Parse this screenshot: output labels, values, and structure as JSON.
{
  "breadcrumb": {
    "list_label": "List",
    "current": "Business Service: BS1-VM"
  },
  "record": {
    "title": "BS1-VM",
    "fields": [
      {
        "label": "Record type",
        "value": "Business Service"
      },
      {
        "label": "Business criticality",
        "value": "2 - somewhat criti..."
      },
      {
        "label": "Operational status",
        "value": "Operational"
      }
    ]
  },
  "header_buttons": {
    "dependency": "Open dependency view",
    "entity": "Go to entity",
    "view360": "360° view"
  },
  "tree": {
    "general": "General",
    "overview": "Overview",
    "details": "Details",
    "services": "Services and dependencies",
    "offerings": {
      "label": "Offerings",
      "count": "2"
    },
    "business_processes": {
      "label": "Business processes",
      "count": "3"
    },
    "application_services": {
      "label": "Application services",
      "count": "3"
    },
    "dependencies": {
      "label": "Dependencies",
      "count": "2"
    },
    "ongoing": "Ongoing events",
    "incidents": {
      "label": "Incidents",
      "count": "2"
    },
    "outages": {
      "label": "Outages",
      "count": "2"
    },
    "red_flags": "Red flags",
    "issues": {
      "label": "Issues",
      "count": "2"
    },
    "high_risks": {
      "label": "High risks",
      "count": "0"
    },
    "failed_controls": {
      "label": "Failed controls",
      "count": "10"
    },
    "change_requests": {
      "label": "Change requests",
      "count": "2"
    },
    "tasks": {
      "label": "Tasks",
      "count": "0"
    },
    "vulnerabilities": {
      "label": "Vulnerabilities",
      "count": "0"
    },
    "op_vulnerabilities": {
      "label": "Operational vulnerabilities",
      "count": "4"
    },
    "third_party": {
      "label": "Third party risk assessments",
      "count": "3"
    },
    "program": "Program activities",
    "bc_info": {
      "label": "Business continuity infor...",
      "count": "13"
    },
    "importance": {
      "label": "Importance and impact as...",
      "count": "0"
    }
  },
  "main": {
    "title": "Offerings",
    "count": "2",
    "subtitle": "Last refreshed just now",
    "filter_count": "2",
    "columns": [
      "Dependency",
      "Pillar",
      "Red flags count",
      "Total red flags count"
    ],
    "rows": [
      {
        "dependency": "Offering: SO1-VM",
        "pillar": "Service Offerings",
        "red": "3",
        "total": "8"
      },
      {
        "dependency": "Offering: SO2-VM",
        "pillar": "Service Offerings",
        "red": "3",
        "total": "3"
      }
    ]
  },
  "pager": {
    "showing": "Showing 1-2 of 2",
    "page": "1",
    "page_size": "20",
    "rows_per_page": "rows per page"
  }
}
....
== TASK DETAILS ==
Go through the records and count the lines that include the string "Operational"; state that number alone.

== ANSWER TO THIS TASK ==
3